— What to produce —
All lines of the material that contain "notifications" must be copied out.

--- Extracted entries ---

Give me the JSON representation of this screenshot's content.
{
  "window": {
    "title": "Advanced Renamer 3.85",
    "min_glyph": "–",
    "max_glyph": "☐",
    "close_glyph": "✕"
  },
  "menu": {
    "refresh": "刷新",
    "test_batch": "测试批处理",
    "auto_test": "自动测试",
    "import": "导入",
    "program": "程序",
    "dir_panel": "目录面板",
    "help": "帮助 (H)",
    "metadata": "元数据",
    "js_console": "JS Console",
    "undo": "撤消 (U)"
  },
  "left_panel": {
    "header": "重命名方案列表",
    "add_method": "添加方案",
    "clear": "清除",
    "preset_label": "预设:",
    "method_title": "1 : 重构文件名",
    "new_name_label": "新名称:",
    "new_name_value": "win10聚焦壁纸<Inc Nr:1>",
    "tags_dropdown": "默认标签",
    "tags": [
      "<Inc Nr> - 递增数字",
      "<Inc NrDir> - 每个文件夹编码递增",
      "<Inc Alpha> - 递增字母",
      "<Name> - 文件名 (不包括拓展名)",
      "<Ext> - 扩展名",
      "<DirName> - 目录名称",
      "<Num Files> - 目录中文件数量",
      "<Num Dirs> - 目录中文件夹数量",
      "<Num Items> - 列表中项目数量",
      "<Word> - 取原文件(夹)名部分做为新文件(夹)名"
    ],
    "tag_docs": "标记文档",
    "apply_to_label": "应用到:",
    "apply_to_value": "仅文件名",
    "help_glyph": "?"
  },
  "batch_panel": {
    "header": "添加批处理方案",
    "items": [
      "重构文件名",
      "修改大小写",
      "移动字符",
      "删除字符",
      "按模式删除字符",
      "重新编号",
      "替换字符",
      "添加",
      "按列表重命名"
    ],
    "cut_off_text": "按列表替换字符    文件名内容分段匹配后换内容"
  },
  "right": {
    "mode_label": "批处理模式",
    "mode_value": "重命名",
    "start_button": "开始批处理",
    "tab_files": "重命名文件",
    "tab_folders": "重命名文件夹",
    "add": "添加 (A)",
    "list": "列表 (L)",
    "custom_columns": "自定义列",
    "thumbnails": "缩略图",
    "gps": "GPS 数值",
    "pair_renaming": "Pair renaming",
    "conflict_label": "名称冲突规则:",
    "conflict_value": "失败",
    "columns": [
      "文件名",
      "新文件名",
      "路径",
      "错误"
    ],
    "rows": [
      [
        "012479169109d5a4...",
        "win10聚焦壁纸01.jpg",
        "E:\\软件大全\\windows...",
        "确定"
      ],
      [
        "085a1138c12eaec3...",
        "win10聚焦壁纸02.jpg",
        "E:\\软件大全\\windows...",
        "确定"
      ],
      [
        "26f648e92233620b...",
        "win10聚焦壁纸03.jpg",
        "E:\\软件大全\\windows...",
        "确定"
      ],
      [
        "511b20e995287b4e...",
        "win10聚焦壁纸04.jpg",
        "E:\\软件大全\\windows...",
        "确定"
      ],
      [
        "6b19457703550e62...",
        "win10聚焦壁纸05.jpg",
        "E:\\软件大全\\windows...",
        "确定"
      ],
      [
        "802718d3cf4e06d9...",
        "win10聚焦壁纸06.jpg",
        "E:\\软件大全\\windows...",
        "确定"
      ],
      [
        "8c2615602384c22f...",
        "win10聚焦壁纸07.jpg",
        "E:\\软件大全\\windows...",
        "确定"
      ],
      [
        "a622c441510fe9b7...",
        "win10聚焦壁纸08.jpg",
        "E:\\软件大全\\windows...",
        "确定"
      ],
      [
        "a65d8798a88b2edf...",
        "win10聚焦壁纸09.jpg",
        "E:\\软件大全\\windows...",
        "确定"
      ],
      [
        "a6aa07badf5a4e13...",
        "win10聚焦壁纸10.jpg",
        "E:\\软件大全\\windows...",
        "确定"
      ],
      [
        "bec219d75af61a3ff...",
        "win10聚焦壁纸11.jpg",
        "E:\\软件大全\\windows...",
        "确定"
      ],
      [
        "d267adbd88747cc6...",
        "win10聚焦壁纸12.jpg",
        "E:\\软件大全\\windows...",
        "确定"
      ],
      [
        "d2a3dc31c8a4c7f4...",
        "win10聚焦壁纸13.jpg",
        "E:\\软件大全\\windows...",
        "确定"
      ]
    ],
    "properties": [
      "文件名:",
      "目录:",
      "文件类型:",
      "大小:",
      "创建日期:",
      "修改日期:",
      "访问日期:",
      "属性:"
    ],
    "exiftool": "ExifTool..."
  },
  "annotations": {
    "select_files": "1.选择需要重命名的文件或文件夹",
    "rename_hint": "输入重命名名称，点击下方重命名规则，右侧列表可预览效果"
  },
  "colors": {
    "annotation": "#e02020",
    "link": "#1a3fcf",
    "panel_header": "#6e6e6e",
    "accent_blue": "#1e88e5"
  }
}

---
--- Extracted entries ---

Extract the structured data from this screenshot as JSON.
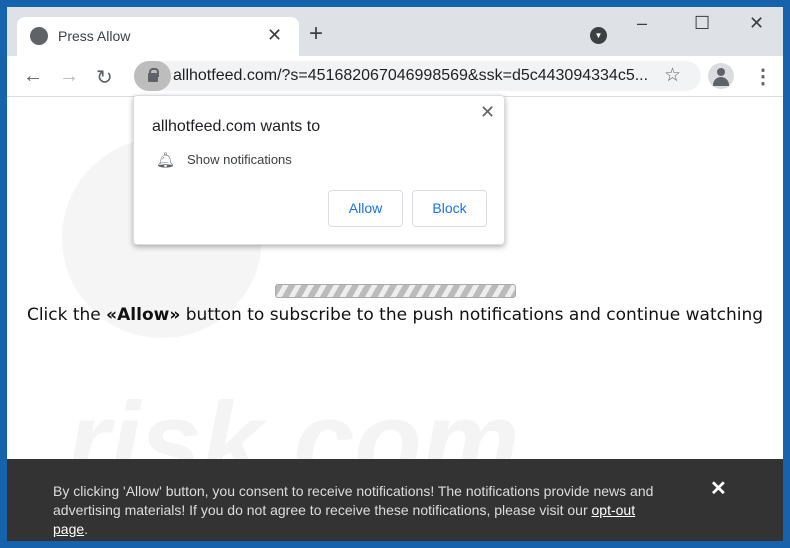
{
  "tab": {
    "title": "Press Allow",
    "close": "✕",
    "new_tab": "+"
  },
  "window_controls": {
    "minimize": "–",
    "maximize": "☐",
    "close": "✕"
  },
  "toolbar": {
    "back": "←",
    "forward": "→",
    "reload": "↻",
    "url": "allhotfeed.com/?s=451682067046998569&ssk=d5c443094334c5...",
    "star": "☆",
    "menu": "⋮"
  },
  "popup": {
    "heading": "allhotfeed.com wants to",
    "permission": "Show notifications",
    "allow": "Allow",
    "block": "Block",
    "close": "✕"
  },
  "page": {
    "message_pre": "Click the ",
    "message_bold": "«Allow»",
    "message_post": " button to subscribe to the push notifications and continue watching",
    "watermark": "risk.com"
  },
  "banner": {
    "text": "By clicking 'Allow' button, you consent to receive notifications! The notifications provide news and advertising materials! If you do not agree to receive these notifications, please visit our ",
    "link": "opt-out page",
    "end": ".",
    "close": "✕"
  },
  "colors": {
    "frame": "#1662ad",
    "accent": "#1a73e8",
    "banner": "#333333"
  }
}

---

— Reply —
    "permission": "Show notifications",
    "message_post": " button to subscribe to the push notifications and continue watching",
    "text": "By clicking 'Allow' button, you consent to receive notifications! The notifications provide news and advertising materials! If you do not agree to receive these notifications, please visit our ",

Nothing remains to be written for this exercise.